Key contributions are “Military Coup, Popular Revolution or Militarised Revolution?: Contextualising the Revolutionary Ideological Courses of Thomas Sankara and the National Council of the Revolution” by De-Valera N. Y. M. Botchway and Moussa Traore, as well as “Madmen, Thomas Sankara and Decoloniality in Africa” by Ama Biney. Each of the book’s chapters is of impressive quality, but these two provide the framework necessary to understand all else.
Some of the contributors differ in opinion, for example with regard to whether Sankara’s years in power deserve the title “revolution,” or whether it is appropriate to refer to Sankara as a “Marxist.” These differences are only positive, as they help paint a picture complex enough to be credible.
While the Sankara revival is first and foremost tied to the Burkinabé uprising, this uprising itself needs to be situated within a broad global protest movement against authoritarian rule and social injustice, reaching from the Arab Spring to Occupy. This explains why the significance of Sankara today also relates to the “antiimperialist comeback” I recently discussed with Torkil Lauesen.
Sankara’s commitment to the liberation of the oppressed, his focus on self-reliance, and his personal integrity are all desperately needed. His advocacy of women’s rights and his awareness of environmental issues are stressed by several of the book’s contributors. His blend of ideas appeals to people schooled in intersectionality. Botchway and Traore write: “Sankara’s political philosophy as well as his praxis was informed by a plethora of revolutionary and radical ideas, including anti-imperialism, populism, Pan-Africanism, military nationalism, African Socialism and forms of Marxism. He was influenced by the concepts of pragmatism and pacifism. Sankara’s philosophies and actions can serve as a social guide and praxis for social change, one that can perhaps be called ‘Sankaraism.’”

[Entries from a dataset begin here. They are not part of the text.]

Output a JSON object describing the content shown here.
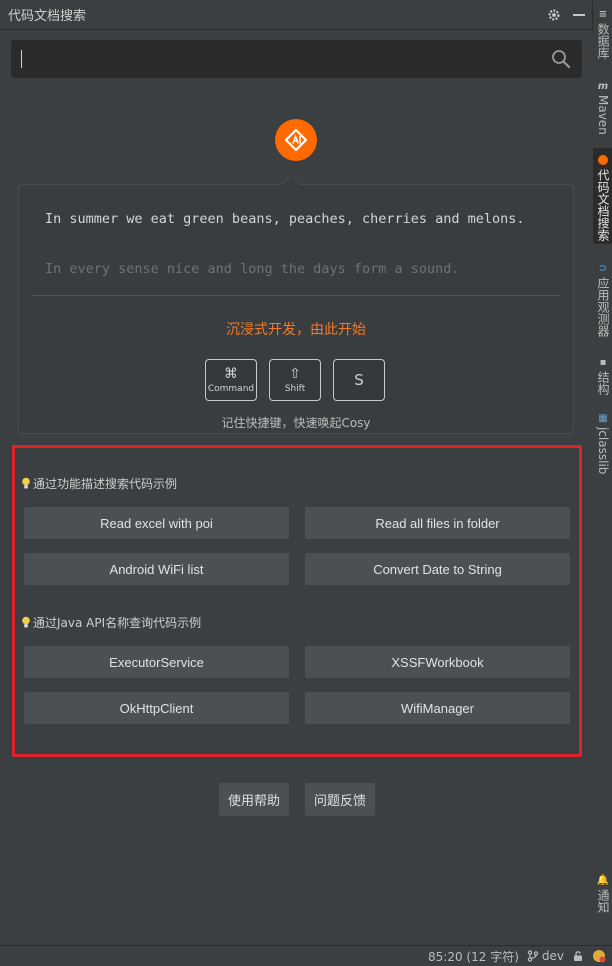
{
  "titlebar": {
    "title": "代码文档搜索"
  },
  "toolstrip": {
    "items": [
      {
        "label": "数据库"
      },
      {
        "label": "Maven"
      },
      {
        "label": "代码文档搜索"
      },
      {
        "label": "应用观测器"
      },
      {
        "label": "结构"
      },
      {
        "label": "jclasslib"
      },
      {
        "label": "通知"
      }
    ]
  },
  "search": {
    "value": "",
    "placeholder": ""
  },
  "card": {
    "quote1": "In summer we eat green beans, peaches, cherries and melons.",
    "quote2": "In every sense nice and long the days form a sound.",
    "slogan": "沉浸式开发，由此开始",
    "keys": [
      {
        "glyph": "⌘",
        "label": "Command"
      },
      {
        "glyph": "⇧",
        "label": "Shift"
      },
      {
        "glyph": "S",
        "label": ""
      }
    ],
    "hint": "记住快捷键，快速唤起Cosy"
  },
  "examples": {
    "section1": {
      "title": "通过功能描述搜索代码示例",
      "buttons": [
        "Read excel with poi",
        "Read all files in folder",
        "Android WiFi list",
        "Convert Date to String"
      ]
    },
    "section2": {
      "title": "通过Java API名称查询代码示例",
      "buttons": [
        "ExecutorService",
        "XSSFWorkbook",
        "OkHttpClient",
        "WifiManager"
      ]
    }
  },
  "footer": {
    "help": "使用帮助",
    "feedback": "问题反馈"
  },
  "statusbar": {
    "position": "85:20 (12 字符)",
    "branch": "dev"
  },
  "colors": {
    "accent": "#ff6a00",
    "highlight": "#e0232a",
    "slogan": "#f07b2c"
  }
}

Eclecticism, however, is not without its problems. In his contribution, “Thomas Sankara and the Elusive Revolution,” Leo Zeilig quotes from the field notes of Frantz Fanon: “Colonialism and its derivatives do not as a matter of fact constitute the present enemies of Africa. In a short time this continent will be liberated. For my part, the deeper I enter into the cultures and the political circles the surer I am that the great danger that threatens Africa is the absence of ideology.”
Of importance for revolutionary strategizing is also the role of radical soldiery, from which Sankara emerged. Several contributors stress this. However, perhaps this also implies the danger of authoritarianism. Zeilig writes: “The story of Sankara is one of absences: of other social forces, of radical left organizations, of a social base that could have sustained his project.” An excellent chapter on the troubled relationship between Sankara and Burkina Faso’s trade unions is provided by Craig Phelan.

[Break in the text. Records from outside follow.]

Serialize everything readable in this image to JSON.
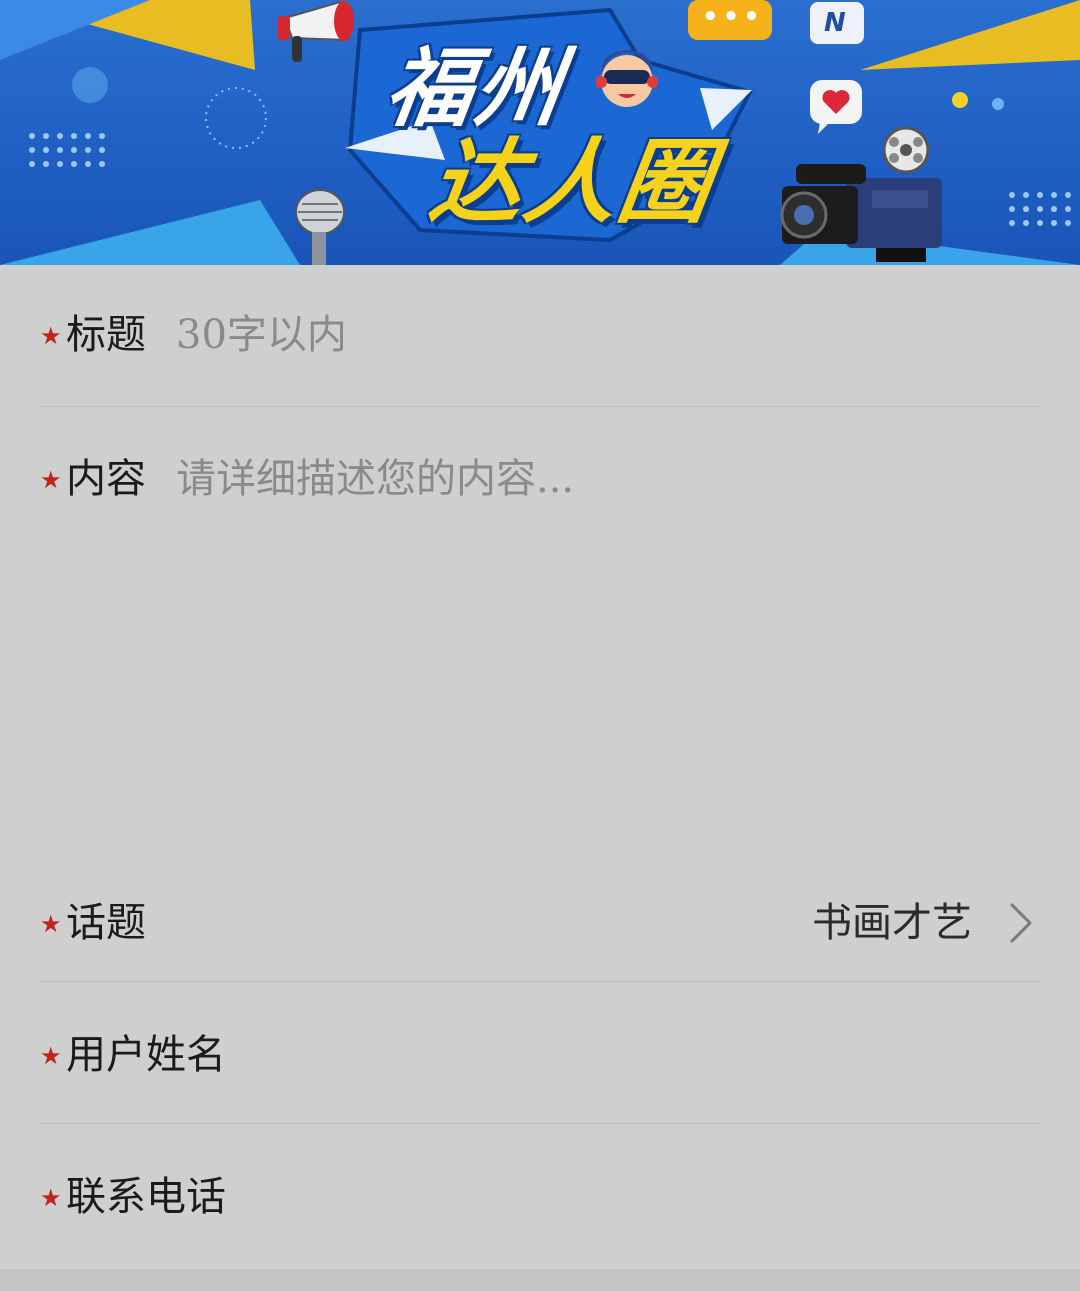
{
  "banner": {
    "title_line1": "福州",
    "title_line2": "达人圈",
    "chat_icon_text": "•••",
    "news_icon_text": "N"
  },
  "form": {
    "title": {
      "label": "标题",
      "placeholder": "30字以内"
    },
    "content": {
      "label": "内容",
      "placeholder": "请详细描述您的内容..."
    },
    "topic": {
      "label": "话题",
      "value": "书画才艺"
    },
    "username": {
      "label": "用户姓名"
    },
    "phone": {
      "label": "联系电话"
    }
  },
  "required_mark": "★",
  "colors": {
    "required_star": "#c0241c",
    "banner_blue": "#1f5fc4",
    "banner_yellow": "#f6d21a",
    "form_background": "#cfcfcf"
  },
  "icons": [
    "megaphone-icon",
    "chat-bubble-icon",
    "news-icon",
    "heart-bubble-icon",
    "microphone-icon",
    "video-camera-icon",
    "mascot-icon",
    "chevron-right-icon"
  ]
}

It is fortunate that A Certain Amount of Madness is not presenting an idol. Idolization rarely helps. What we rather need is critical engagement and inspiration. It is encouraging that A Certain Amount of Madness does not belong to the all too numerous academic anthologies that combine a random and disjointed selection of texts under an attractive but misleading title. The book is well structured, politically committed, and highly relevant. As Horace Campbell states in his foreword: “The 23 chapters of this book on Sankara remind the younger generation of what a life of dignity can do for peoples everywhere.”
The fact that Horace Campbell penned the foreword also closes a personal circle. Campbell’s book Rasta and Resistance: From Marcus Garvey to Walter Rodney opened up a new world for me when I read it as a teenager living in a peasant village in the Austrian Alps. It was an important reason for my decision, some years later, to travel to the Caribbean and Africa in order to learn more about the history I had encountered in its pages. Without it, I might have never made that visit to Sankara’s grave.